If you are a writer, or know one, there is no doubt you would have heard the statement ‘My book could have done better but the marketing was crap.’ The romance of publishing a book is alive and well and regularly clouds the reality of having achieved significantly with one’s labour and imagination (and a supportive publisher). Publishing a book rarely changes one’s life – but it can break your heart if you expect it will.
This Changes Everything: Capitalism vs the Climate
by Naomi Klein
Published September, 2014
A glimmer in the darkness: This Changes Everything: Capitalism vs the Climate by Naomi Klein
This Changes Everything builds on Klein’s anti-capitalist critique. In her sly way, Klein is honest enough about the disguised Marxism of her project. Rather than proceed with a straightforward assault on neoliberalism – perhaps she assumes we have read The Shock Doctrine first – Klein instead takes us into the Heartland of the Deniers, visiting right wing climate denial conferences, where the tinfoil hat wearers are only too happy to tell her why they fear climate science so much.
A Critical Hypertext Analysis of Social Media: The True Colours of Facebook
by Volker Eisenlauer
Published August, 2013
Who Owns the Future?
by Jaron Lanier
Published March, 2013
Digital Labor: The Internet as Playground and Factory
by Trebor Scholz (editor)
Published September, 2012
Crowds vs Clouds: Who Owns the Future? & Digital Labor
Eisenlauer identifies a number of predefined paths into which Facebook channels its users’ activities – status updates, comments, ‘likes’, shares – and suggests that in doing so, Facebook moulds the interactions between people to such an extent that, in any conversation between two of its users, it can be said to comprise a ‘third author’.
Raising the Stakes: Gambling with the Future of Universities
by Peter Coaldrake & Lawrence Stedman
University of Queensland Press
Published May, 2013
Being useful: Raising the Stakes: Gambling with the Future of Universities
The authors specifically exclude ‘culture’ from their account of ‘how universities can be useful to individuals and societies’ because they are trying to take a pragmatic view of the situation.
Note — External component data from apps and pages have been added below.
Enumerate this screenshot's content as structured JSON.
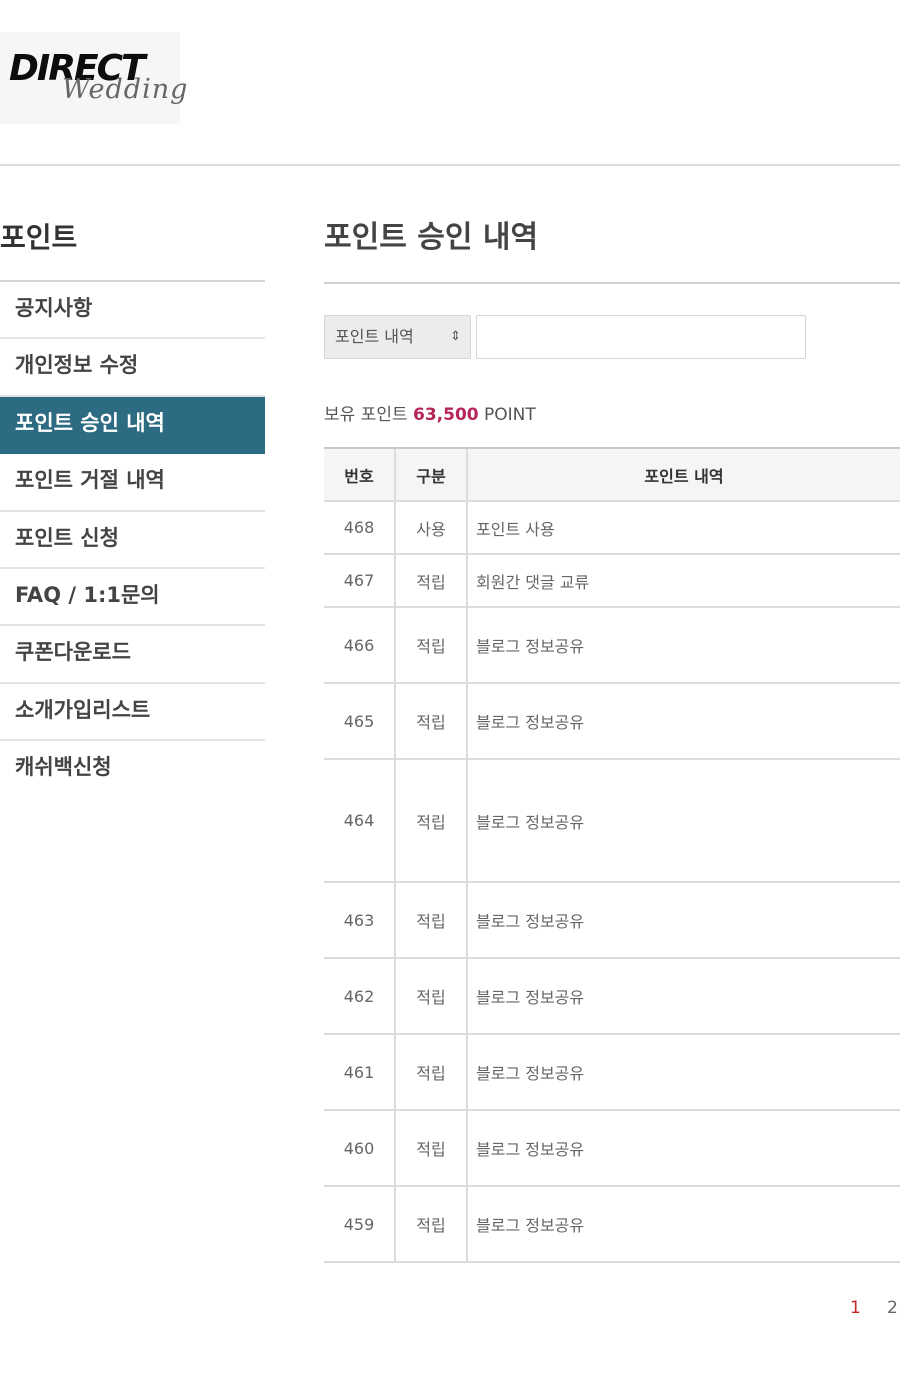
{
  "logo": {
    "main": "DIRECT",
    "script": "Wedding"
  },
  "sidebar": {
    "title": "포인트",
    "items": [
      {
        "label": "공지사항"
      },
      {
        "label": "개인정보 수정"
      },
      {
        "label": "포인트 승인 내역"
      },
      {
        "label": "포인트 거절 내역"
      },
      {
        "label": "포인트 신청"
      },
      {
        "label": "FAQ / 1:1문의"
      },
      {
        "label": "쿠폰다운로드"
      },
      {
        "label": "소개가입리스트"
      },
      {
        "label": "캐쉬백신청"
      }
    ],
    "active_index": 2
  },
  "main": {
    "title": "포인트 승인 내역",
    "search": {
      "select_value": "포인트 내역",
      "input_value": "",
      "input_placeholder": ""
    },
    "points": {
      "label": "보유 포인트",
      "value": "63,500",
      "unit": "POINT"
    },
    "table": {
      "headers": [
        "번호",
        "구분",
        "포인트 내역"
      ],
      "rows": [
        {
          "num": "468",
          "type": "사용",
          "desc": "포인트 사용"
        },
        {
          "num": "467",
          "type": "적립",
          "desc": "회원간 댓글 교류"
        },
        {
          "num": "466",
          "type": "적립",
          "desc": "블로그 정보공유"
        },
        {
          "num": "465",
          "type": "적립",
          "desc": "블로그 정보공유"
        },
        {
          "num": "464",
          "type": "적립",
          "desc": "블로그 정보공유"
        },
        {
          "num": "463",
          "type": "적립",
          "desc": "블로그 정보공유"
        },
        {
          "num": "462",
          "type": "적립",
          "desc": "블로그 정보공유"
        },
        {
          "num": "461",
          "type": "적립",
          "desc": "블로그 정보공유"
        },
        {
          "num": "460",
          "type": "적립",
          "desc": "블로그 정보공유"
        },
        {
          "num": "459",
          "type": "적립",
          "desc": "블로그 정보공유"
        }
      ]
    },
    "pagination": {
      "pages": [
        "1",
        "2"
      ],
      "current": "1"
    }
  },
  "colors": {
    "accent": "#2d6b82",
    "points_highlight": "#b5245a",
    "current_page": "#c62828"
  }
}
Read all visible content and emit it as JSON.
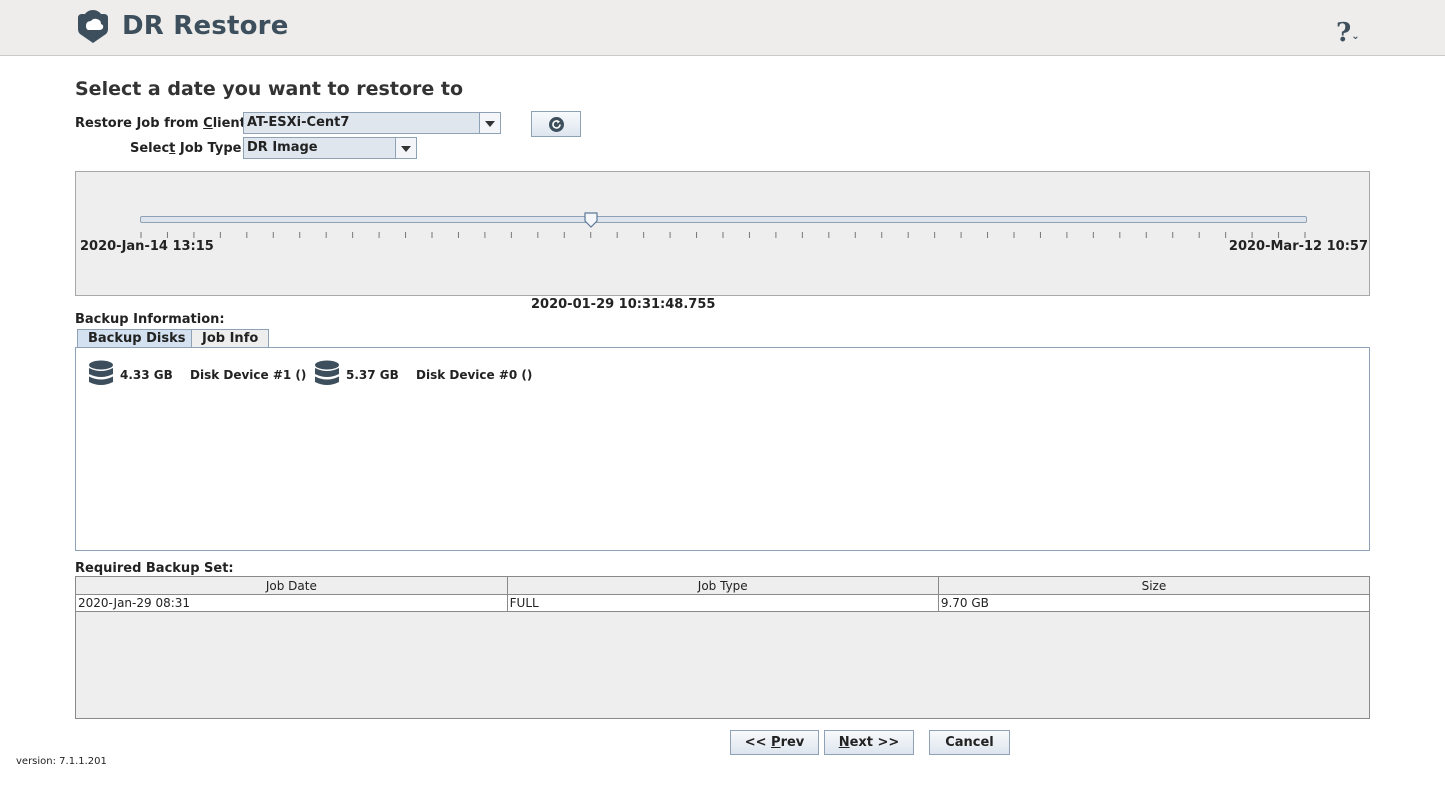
{
  "header": {
    "app_title": "DR Restore",
    "help_label": "?",
    "help_caret": "⌄"
  },
  "page": {
    "title": "Select a date you want to restore to"
  },
  "form": {
    "client": {
      "label_pre": "Restore Job from ",
      "label_mnemonic": "C",
      "label_post": "lient:",
      "value": "AT-ESXi-Cent7"
    },
    "job_type": {
      "label_pre": "Selec",
      "label_mnemonic": "t",
      "label_post": " Job Type:",
      "value": "DR Image"
    },
    "refresh_icon": "refresh-icon"
  },
  "timeline": {
    "start_label": "2020-Jan-14 13:15",
    "end_label": "2020-Mar-12 10:57",
    "selected_label": "2020-01-29 10:31:48.755",
    "position_fraction": 0.387
  },
  "backup_info": {
    "label": "Backup Information:",
    "tabs": [
      {
        "label": "Backup Disks",
        "active": true
      },
      {
        "label": "Job Info",
        "active": false
      }
    ],
    "disks": [
      {
        "size": "4.33 GB",
        "name": "Disk Device #1 ()",
        "icon": "database-icon"
      },
      {
        "size": "5.37 GB",
        "name": "Disk Device #0 ()",
        "icon": "database-icon"
      }
    ]
  },
  "backup_set": {
    "label": "Required Backup Set:",
    "columns": [
      "Job Date",
      "Job Type",
      "Size"
    ],
    "rows": [
      [
        "2020-Jan-29 08:31",
        "FULL",
        "9.70 GB"
      ]
    ]
  },
  "buttons": {
    "prev": {
      "pre": "<< ",
      "mnemonic": "P",
      "post": "rev"
    },
    "next": {
      "pre": "",
      "mnemonic": "N",
      "post": "ext >>"
    },
    "cancel": {
      "label": "Cancel"
    }
  },
  "footer": {
    "version": "version: 7.1.1.201"
  },
  "colors": {
    "header_bg": "#eeedeb",
    "brand_text": "#3d4f5d",
    "accent_border": "#8fa2b5",
    "active_tab": "#d3e1f0"
  }
}
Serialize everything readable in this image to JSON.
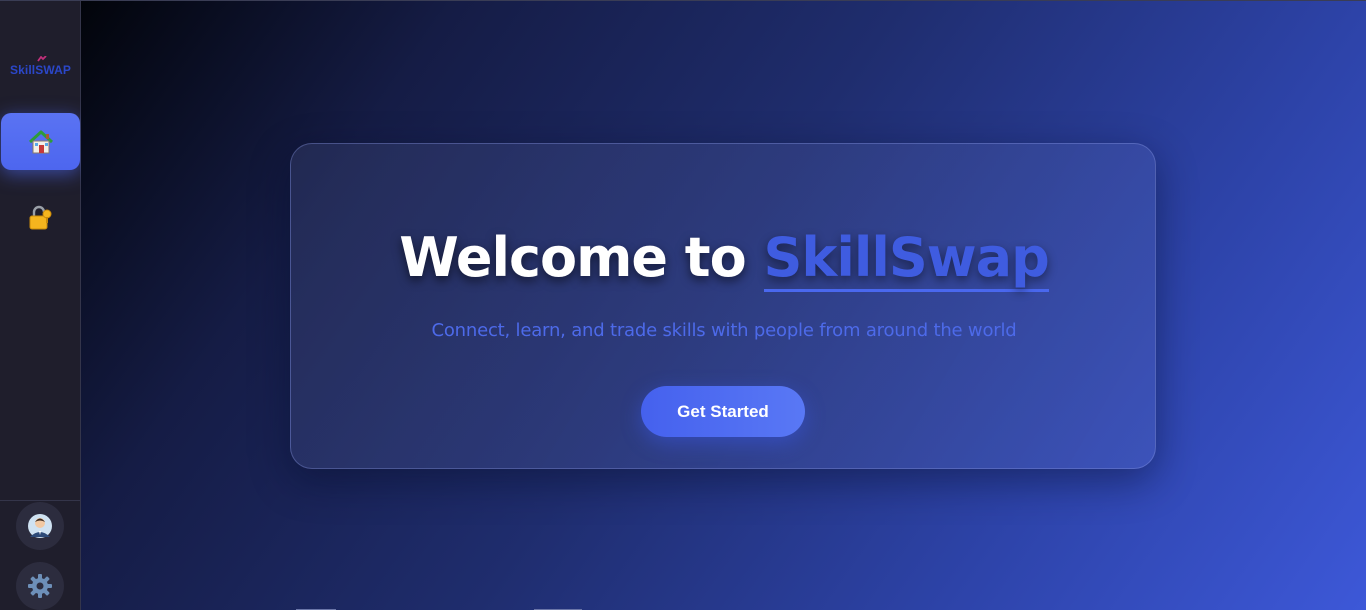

This certainly presents a simpler view of the situation universities face – a less confusing view – but it is not pragmatic, because the benefits universities provide to individuals, communities and nations are civic as well as economic, and these two are related to each other.